The BBC Philharmonic, conducted by Thomas Dausgaard, will be playing music by Messiaen, Tchaikovsky and Nielsen in The Great Hall at Lancaster University on Thursday 1st November. One of the highlights of this season’s Lancaster International Concert Series, the BBC Philharmonic is widely recognised as one of Britain’s finest orchestras and has a worldwide reputation for outstanding quality and committed performances over an immensely wide-ranging repertoire.
The programme opens with 'Hymn to the Holy Sacrament', a rarity by the great French composer, Messiaen. Colour is at the heart of Messiaen's music, and he believed that every piece 'must be interesting, beautiful to listen to, and touch the listener'.
The second piece, Tchaikovsky's Violin Concerto, is one of his happiest works, brimming with tunes of a song-and-dance-like nature. This performance features the former East German, Antje Weithaas. Renowned for her sweet tone, Antje is one of the most sought-after soloists and chamber musicians of her generation.
Finally, Nielsen's still startling Fifth Symphony, in which the martial side-drummer is instructed to improvise 'as if at all costs to stop the orchestra' is one of the finest of all 20th-century symphonies, depicting conflict between good and evil.
Tickets: £18, £15, £12 (£14.50, £12.50, £10 concessions) £5.50 Young person, For tickets or further information contact the Box Office, Tel: 01524 594151 (24 hour answerphone), Fax: 01524 847298, SMS Text: 07810 082832, Email: email@example.com, Online booking: www.lancasterconcerts.co.uk
8 November @ 7.30pm
Dante Quartet by Peter Whyte
The Dante Quartet will be playing in The Great Hall, as part of the Lancaster International Concert Series on Thursday 8th November at 7.30pm.
Winners of the 2007 Royal Philharmonic Music Society chamber music award, the renowned Dante Quartet was founded in 1995, its poetic name reflecting a great, challenging journey. Audiences joining the Quartet on its inspirational journey are always struck by the emotional intensity and engaging personality of its performances.

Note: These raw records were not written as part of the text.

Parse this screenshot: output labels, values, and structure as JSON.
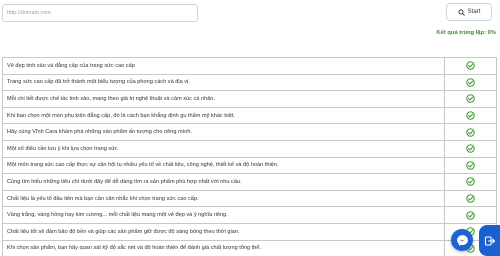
{
  "search": {
    "placeholder": "http://domain.com",
    "value": ""
  },
  "toolbar": {
    "start_label": "Start"
  },
  "summary": {
    "match_rate": "Kết quả trùng lặp: 0%"
  },
  "colors": {
    "check": "#3d9a2f",
    "match_text": "#3d8b2f",
    "fab_blue": "#1e63d6"
  },
  "rows": [
    {
      "text": "Vẻ đẹp tinh xảo và đẳng cấp của trang sức cao cấp",
      "status_icon": "check-circle-icon"
    },
    {
      "text": "Trang sức cao cấp đã trở thành một biểu tượng của phong cách và địa vị.",
      "status_icon": "check-circle-icon"
    },
    {
      "text": "Mỗi chi tiết được chế tác tinh xảo, mang theo giá trị nghệ thuật và cảm xúc cá nhân.",
      "status_icon": "check-circle-icon"
    },
    {
      "text": "Khi bạn chọn một món phụ kiện đẳng cấp, đó là cách bạn khẳng định gu thẩm mỹ khác biệt.",
      "status_icon": "check-circle-icon"
    },
    {
      "text": "Hãy cùng Vĩnh Cara khám phá những sản phẩm ấn tượng cho riêng mình.",
      "status_icon": "check-circle-icon"
    },
    {
      "text": "Một số điều cần lưu ý khi lựa chọn trang sức",
      "status_icon": "check-circle-icon"
    },
    {
      "text": "Một món trang sức cao cấp thực sự cần hội tụ nhiều yếu tố về chất liệu, công nghệ, thiết kế và độ hoàn thiện.",
      "status_icon": "check-circle-icon"
    },
    {
      "text": "Cùng tìm hiểu những tiêu chí dưới đây để dễ dàng tìm ra sản phẩm phù hợp nhất với nhu cầu.",
      "status_icon": "check-circle-icon"
    },
    {
      "text": "Chất liệu là yếu tố đầu tiên mà bạn cần cân nhắc khi chọn trang sức cao cấp.",
      "status_icon": "check-circle-icon"
    },
    {
      "text": "Vàng trắng, vàng hồng hay kim cương... mỗi chất liệu mang một vẻ đẹp và ý nghĩa riêng.",
      "status_icon": "check-circle-icon"
    },
    {
      "text": "Chất liệu tốt sẽ đảm bảo độ bền và giúp các sản phẩm giữ được độ sáng bóng theo thời gian.",
      "status_icon": "check-circle-icon"
    },
    {
      "text": "Khi chọn sản phẩm, bạn hãy quan sát kỹ độ sắc nét và độ hoàn thiện để đánh giá chất lượng tổng thể.",
      "status_icon": "check-circle-icon"
    }
  ],
  "widgets": {
    "messenger_icon": "messenger-icon",
    "side_icon": "exit-icon"
  }
}
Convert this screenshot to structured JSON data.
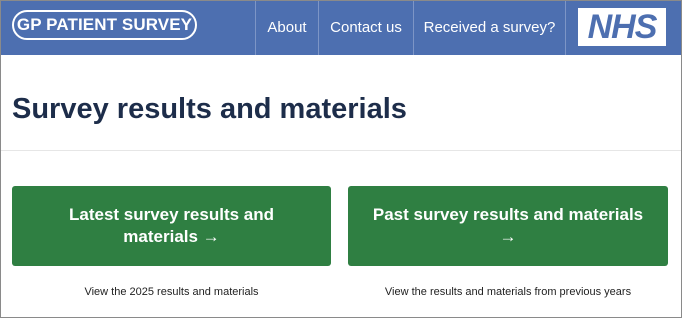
{
  "header": {
    "logo_text": "GP PATIENT SURVEY",
    "nav": [
      "About",
      "Contact us",
      "Received a survey?"
    ],
    "nhs_logo": "NHS"
  },
  "main": {
    "title": "Survey results and materials",
    "cards": [
      {
        "label": "Latest survey results and materials →",
        "caption": "View the 2025 results and materials"
      },
      {
        "label": "Past survey results and materials →",
        "caption": "View the results and materials from previous years"
      }
    ]
  },
  "colors": {
    "header_bg": "#4d6fb0",
    "button_green": "#2f7f42",
    "title_text": "#1d2d4a"
  }
}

Fauré's intimate, expressive String Quartet in E minor and Franck's breakthrough String Quartet in D (the first French string quartet) come from the end of their lives. After hearing it performed, Franck remarked that he could now 'die a happy man'. They're preceded by one of the freshest and most inventive of works by the father of the string quartet, Haydn, with String Quartet in C major, Op.54 No.2.

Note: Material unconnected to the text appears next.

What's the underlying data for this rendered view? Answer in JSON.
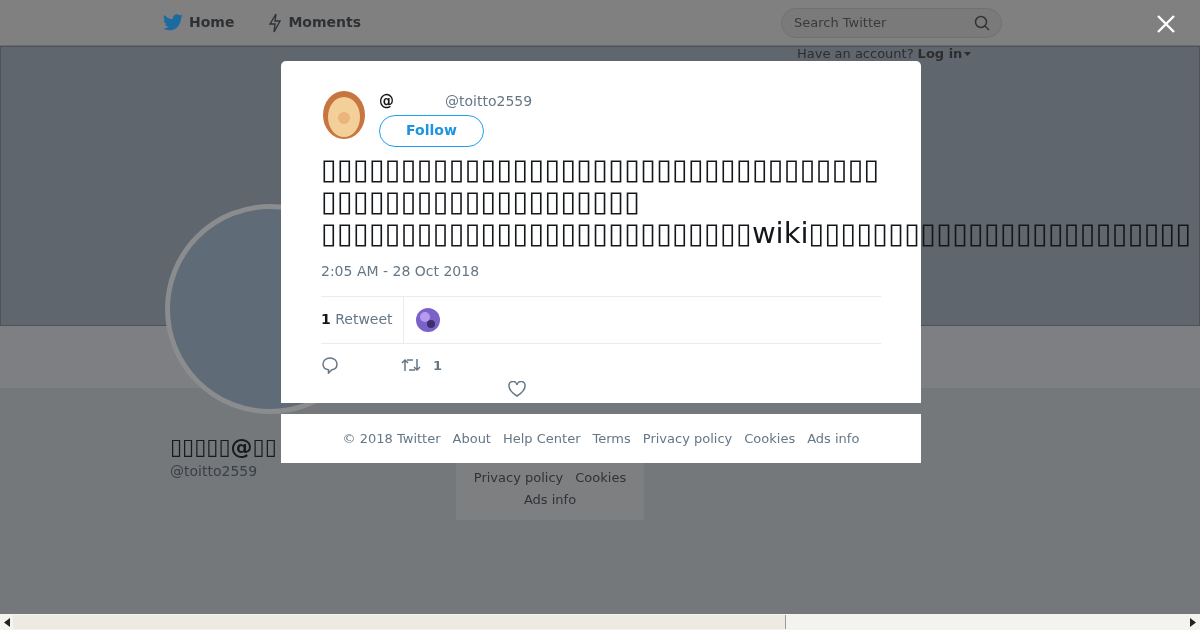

Meet the Artist: 6.45pm
Ticket: £14.50, £12 (£12.00, £9.50 concessions) £5.50 Young person, Box Office 01524 594151 (24 hour answerphone) Fax: 01524 847298, SMS Text: 07810 082832, Email: firstname.lastname@example.org, Online Booking: www.lancasterconcerts.co.uk
Two of England's most interesting and popular pianists, Martin Roscoe and Ashley Wass, join forces with Lancaster Singers for a programme of Mozart, Schubert and Brahms at Lancaster International Concert Series.
The concert which takes place in The Great Hall, Lancaster University, opens with Mozart's joyful Andante and Five Variations, while Schubert's Fantasy, full of mystery and beauty of ideas, was intended to be shared with friends. It was for the same purpose – domestic music-making – that Brahms created a slimmed-down version of his haunting Requiem. The piano accompaniment, replacing the orchestra, points up the same dark, velvety colours but reveals more clearly the work's rich textures and subtle clarity of choral writing. Inspired by the idea of reconciling the living to their loss, and the hope of the Resurrection, it's a remarkable work that audiences never seem to tire of.
Mozart Andante with Variations K501
Ticket: £14.50, £12 (£12.00, £9.50 concessions) £5.50 Young person, For tickets or further information contact the Box Office , Tel:01524 594151 (24 hour answerphone), Fax: 01524 847298, SMS Text: 07810 082832, Email: email@example.com, Online booking: www.lancasterconcerts.co.uk